Tuesday, November 12, 2013

El Cangrejo.

Last night I couldn't, once again, sleep. Rather than waste my time tossing and turning, I opted to get dressed and go for a long walk with Whiskey, my 19 month old golden retriever.

Since I happened upon the Tempus Fugit about a year and a half ago, I have curtailed my long night walks, preferring the ambiance of the age-old speakeasy. But last night, as the temperature dropped into the thirties and a light wet snow began to fall, it seemed like a perfect night to head to the river to see what I could see.

We headed east one block to the water and headed uptown. Before long we were at the wide expanse of waters called the Hell Gate, the confluence of the Long Island Sound, the Harlem River and the sweep of the tides from the estuary we call the East River. The water roiled with the crush. You could fairly hear it over the hum of the sparse traffic on the FDR Drive.

I met a Puerto Rican man smoking bent cigarettes and sitting on an overturned plastic bucket by the wrought iron fence that separates the walk along the river from the river. He had two rods in the water fastened to the fence with frayed bungee cords. I leaned on the fence in just a minute and without any introductions, he began.

"Last night," he said looking at the water and not me, "last night I saw 'El Cangrejo grande.'"

"El Cangrejo grande?"

"The great crab that rules these waters."

"I thought it was PCBs and swimming rats that held sway," I said.

"Cinico," he spat. "El Cangrejo has been here for many anos."
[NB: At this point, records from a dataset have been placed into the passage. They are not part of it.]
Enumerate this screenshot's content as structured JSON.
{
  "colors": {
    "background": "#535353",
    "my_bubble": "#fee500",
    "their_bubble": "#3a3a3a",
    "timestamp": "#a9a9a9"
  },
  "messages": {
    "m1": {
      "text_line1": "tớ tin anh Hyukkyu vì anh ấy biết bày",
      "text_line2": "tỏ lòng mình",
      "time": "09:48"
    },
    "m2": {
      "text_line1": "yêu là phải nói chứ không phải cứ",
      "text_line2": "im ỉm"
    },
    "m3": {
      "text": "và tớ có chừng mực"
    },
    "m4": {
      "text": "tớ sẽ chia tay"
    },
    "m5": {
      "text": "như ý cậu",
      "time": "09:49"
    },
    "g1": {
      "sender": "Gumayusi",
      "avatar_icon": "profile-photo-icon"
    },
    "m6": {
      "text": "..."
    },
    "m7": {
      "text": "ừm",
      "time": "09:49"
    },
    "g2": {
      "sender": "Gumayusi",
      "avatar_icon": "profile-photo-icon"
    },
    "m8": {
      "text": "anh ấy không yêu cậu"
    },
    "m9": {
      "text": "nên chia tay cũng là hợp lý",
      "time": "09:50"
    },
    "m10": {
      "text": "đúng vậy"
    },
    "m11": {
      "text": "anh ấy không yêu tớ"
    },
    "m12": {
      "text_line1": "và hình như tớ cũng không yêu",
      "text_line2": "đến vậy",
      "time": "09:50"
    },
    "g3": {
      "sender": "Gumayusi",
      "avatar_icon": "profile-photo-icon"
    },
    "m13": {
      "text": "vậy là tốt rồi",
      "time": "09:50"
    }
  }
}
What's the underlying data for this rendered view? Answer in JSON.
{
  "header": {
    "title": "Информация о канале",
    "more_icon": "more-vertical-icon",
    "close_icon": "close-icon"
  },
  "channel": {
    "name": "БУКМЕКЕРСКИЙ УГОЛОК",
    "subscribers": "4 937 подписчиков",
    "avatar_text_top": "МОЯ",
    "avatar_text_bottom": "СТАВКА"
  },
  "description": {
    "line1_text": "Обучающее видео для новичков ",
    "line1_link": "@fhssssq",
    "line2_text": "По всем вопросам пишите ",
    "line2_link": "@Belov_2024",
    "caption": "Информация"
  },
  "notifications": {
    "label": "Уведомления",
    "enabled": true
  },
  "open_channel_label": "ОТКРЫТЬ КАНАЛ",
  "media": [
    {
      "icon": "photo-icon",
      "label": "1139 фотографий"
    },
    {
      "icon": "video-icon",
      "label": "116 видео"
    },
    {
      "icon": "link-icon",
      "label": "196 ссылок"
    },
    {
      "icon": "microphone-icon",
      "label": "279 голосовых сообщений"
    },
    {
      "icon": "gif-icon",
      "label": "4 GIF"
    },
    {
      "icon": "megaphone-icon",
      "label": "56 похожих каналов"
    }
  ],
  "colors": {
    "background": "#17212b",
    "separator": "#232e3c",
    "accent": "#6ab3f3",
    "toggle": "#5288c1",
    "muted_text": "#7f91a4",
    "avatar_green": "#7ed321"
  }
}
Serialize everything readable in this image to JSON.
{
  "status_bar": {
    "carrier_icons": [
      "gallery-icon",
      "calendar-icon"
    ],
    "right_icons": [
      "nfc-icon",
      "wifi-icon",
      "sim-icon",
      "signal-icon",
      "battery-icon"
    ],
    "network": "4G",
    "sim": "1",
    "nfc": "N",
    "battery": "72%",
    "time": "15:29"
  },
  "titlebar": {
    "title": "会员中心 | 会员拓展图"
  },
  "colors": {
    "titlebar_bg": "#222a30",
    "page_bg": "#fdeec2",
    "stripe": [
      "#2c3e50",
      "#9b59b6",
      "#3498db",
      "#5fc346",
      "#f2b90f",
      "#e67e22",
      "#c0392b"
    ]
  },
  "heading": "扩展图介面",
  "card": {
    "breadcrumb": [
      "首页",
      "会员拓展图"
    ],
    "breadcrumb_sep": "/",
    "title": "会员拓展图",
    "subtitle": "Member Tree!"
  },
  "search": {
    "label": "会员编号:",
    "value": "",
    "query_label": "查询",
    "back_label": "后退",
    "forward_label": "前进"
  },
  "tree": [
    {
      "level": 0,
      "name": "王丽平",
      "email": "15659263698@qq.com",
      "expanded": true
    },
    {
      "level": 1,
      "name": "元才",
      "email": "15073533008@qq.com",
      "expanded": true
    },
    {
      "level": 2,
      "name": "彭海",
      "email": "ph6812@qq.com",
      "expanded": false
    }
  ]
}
"I've been coming here since I was a teenager, I have never heard of him," I said.

"He is 200 pounds and he speaks."

A tugboat pushing a giant barge chugged by going downriver. It was taking sludge 12-miles out to dump into the sea. We paused and thought of the warmth in the cab of the tug. They had, probably, brandy in there. We could use some tonight; it was cold. Nothing makes you as cold as seeing people who are warm, I thought.

"Last night I was here. Two strippers I caught. Two nice strippers, beautiful strong fish with clear eyes."

"I'm surprised they are running this time of year," I commented.

"I decided to try for one more. One for me. One for mi madre. And I wanted one for my brother who lives downstairs from me. So I decided to try for one more."

He checked his current lines, they were slack. Nothing was biting tonight. I've spent many hours along the water and I've seldom seen anything caught.

"El Cangrejo came right up the the surface after about an hour."

"He was big?" I asked.

"His head is the side of a basketball. He said to me in the Queen's English a simple word. 'Home,' he said."

"I shook my head 'no.'"

"There are no more fish tonight," he said. "Go home to your fitted sheets and space heater."

I laughed thinking about my own fitted sheets.

"El Cangrejo grabbed the fence in his claws and spread apart the bars. He reached into my bucket and grabbed the two strippers who were barely still alive. He released them back into the murk.

"'Captura y liberacion' El Cangrejo said. Catch and release."

I looked around the area. There was no sign that my Puerto Rican had been smoking dope or drinking from small easy to conceal bottles.

"It is time I go," I said. I did not want Whiskey coming claw to paw with El Cangrejo. "Buenos noches," I said, leaving off the sibilance in Spanglish fashion.

"Buenos noches," he said. "El Cangrejo es dios."

Whiskey and I walked carefully home.


Anonymous said...

The Tempus Fugit tales are a nice vehicle for you. This one is a bridge too far. It's forced and unbelievable. You can do better.

Anonymous said...


Have you read this? It's a true gem!